The active ingredient of many commercial rooting products is Indolebutyric Acid (IBA), a natural plant hormone and and Salicylic acid (SA) (which is a chemical similar to the headache medicine Aspirin) is a plant hormone which is involved in signalling a plant’s defences. When you make willow water, both salicylic acid and IBA leach into the water, and both have a beneficial effect when used for the propagation of cuttings. One of the biggest threats to newly propagated cuttings is infection by bacteria and fungi. Salicylic acid helps plants to fight off infection, and can thus give cuttings a better chance of survival. Plants, when attacked by infectious agents, often do not produce salicylic acid quickly enough to defend themselves, so providing the acid in water can be particularly beneficial. (Do not use Aspirin, too many other chemicals, not organic)
- Get a handful of willow twigs (any Salix species will do) Collect young first-year twigs and stems of any of willow (Salix spp.) species, these have green or yellow bark. Don’t use the older growth that has brown or gray bark. Remove all the leaves, these are not used.
- Take the twigs and cut them up into short pieces around 1" (2.5cm) long.
- The next step is to add the water. there are several techniques to extract the natural plant rooting hormones: a) Place the chopped willow twigs in a container and cover with boiling water, just like making tea, and allow the “tea” to stand overnight. b) Place the chopped willow twigs in a container and cover with tap water (unheated), and let it soak for several days.
- When finished, separate the liquid from the twigs by carefully pouring out the liquid, or pouring it through a strainer or sieve. The liquid is now ready to use for rooting cuttings. You can keep the liquid for up to two months if you put it in a jar with a tight fitting lid and keep the liquid in the refrigerator. Remember to label the jar so you remember what it is, and write down the date you brewed it up, and to aid the memory, write down the date that it should be used by, which is two months from the date it was made! You can also freeze it.

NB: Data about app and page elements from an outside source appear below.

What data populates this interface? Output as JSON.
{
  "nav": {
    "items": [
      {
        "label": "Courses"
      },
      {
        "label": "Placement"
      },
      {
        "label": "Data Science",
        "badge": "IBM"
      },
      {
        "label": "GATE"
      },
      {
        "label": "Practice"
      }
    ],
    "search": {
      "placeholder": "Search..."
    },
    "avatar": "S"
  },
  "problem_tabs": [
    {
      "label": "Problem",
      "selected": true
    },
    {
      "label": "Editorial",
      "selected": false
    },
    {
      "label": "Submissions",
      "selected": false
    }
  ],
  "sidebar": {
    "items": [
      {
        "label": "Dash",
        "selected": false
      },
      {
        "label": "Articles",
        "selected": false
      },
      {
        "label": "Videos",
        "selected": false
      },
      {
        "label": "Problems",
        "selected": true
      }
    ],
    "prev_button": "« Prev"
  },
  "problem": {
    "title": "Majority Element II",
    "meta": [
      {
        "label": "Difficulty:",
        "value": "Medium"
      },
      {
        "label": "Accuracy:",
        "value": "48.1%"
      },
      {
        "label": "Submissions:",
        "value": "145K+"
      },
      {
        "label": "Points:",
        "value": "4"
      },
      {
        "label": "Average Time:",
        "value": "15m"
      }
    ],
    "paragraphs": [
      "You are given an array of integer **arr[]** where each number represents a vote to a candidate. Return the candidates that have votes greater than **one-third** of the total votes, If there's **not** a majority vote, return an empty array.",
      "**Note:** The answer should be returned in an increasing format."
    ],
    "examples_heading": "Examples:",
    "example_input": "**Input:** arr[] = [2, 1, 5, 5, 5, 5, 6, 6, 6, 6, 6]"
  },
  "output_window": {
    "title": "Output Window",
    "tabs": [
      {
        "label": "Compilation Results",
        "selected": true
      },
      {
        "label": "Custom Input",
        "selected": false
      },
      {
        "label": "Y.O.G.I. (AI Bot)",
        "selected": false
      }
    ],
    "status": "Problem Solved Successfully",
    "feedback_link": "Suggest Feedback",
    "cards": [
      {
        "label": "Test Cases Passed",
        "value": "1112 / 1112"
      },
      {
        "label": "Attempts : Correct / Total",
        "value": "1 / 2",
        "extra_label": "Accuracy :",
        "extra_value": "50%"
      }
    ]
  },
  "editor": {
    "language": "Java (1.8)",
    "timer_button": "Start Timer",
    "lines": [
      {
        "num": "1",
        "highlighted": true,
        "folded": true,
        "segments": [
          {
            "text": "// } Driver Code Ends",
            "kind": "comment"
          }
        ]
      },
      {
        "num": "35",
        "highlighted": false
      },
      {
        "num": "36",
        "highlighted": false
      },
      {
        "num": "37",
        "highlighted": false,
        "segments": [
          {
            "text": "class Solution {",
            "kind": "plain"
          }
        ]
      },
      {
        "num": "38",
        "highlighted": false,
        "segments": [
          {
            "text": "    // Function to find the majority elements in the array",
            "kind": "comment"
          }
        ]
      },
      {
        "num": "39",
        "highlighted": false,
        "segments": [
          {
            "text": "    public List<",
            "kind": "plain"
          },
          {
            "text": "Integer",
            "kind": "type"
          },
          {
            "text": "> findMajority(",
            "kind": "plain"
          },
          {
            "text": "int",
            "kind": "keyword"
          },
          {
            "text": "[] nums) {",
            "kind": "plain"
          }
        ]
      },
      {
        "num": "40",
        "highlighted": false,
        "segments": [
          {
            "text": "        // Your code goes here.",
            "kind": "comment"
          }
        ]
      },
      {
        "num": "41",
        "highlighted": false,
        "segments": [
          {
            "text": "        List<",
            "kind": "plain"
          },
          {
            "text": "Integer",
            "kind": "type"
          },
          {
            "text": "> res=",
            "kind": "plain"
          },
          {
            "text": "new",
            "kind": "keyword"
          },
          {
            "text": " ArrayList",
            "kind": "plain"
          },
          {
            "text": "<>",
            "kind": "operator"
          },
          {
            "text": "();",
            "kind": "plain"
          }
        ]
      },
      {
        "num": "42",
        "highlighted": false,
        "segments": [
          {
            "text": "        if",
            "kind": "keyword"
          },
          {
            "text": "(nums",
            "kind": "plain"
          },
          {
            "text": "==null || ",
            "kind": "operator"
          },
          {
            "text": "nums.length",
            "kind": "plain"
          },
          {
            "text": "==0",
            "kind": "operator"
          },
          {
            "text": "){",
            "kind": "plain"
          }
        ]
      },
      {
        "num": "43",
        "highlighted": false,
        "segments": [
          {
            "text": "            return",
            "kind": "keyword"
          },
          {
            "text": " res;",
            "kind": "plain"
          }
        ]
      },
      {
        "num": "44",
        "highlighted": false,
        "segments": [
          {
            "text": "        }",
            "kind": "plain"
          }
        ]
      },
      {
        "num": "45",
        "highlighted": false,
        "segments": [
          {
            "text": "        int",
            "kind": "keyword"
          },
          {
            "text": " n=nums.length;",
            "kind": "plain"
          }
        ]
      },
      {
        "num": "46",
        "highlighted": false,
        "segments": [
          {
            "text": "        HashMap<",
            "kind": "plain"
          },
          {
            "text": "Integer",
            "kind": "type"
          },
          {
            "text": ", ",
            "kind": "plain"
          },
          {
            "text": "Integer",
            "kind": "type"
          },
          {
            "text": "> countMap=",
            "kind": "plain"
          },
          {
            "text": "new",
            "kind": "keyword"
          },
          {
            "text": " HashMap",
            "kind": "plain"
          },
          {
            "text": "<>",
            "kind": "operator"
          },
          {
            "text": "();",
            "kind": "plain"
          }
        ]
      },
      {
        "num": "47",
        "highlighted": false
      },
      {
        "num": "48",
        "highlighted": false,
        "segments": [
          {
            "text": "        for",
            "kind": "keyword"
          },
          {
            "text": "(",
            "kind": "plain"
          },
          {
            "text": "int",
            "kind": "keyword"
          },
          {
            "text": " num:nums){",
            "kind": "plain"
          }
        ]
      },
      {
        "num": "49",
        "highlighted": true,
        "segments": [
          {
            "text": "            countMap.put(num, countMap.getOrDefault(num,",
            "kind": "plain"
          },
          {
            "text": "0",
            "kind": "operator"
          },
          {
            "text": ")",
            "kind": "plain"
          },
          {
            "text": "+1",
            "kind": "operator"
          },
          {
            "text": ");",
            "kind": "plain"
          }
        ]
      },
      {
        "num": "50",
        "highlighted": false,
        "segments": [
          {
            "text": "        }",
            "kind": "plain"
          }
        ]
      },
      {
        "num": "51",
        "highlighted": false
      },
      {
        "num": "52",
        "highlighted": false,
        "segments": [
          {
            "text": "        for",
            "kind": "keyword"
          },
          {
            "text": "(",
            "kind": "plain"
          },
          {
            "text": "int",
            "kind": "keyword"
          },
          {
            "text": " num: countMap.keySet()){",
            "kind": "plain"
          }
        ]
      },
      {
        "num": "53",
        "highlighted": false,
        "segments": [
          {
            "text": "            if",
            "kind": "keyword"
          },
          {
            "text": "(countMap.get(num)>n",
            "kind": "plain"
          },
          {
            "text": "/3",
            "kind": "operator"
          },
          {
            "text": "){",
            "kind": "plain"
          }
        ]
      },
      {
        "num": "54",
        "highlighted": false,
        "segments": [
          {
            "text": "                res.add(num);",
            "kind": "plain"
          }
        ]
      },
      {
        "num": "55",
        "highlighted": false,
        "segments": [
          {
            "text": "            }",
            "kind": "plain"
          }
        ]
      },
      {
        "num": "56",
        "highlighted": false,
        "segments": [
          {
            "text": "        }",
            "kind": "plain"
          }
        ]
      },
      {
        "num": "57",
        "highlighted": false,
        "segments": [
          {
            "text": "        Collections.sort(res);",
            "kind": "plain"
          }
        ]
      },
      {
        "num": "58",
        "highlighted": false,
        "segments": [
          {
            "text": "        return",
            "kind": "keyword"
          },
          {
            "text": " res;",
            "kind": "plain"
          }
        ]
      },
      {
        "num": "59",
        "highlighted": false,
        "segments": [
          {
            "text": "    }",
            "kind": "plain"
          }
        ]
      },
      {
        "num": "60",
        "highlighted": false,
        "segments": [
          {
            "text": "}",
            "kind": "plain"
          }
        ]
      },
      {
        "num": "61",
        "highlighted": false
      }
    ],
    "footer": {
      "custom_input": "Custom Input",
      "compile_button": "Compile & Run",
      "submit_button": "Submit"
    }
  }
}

- To use, just pour some willow water into a small jar, and place the cuttings in there like flowers in a vase, and leave them there to soak overnight for several hours so that they take up the plant rooting hormone. Then prepare them as you would when propagating any other cuttings.
- Now remember since this method isn't very exact, the strength of the willow water can vary depending on the time of year, the number of twigs, the concentration of hormones in the twigs, and the amount of time that the twigs were soaked. You will, however, still get a solution that will help your plants root.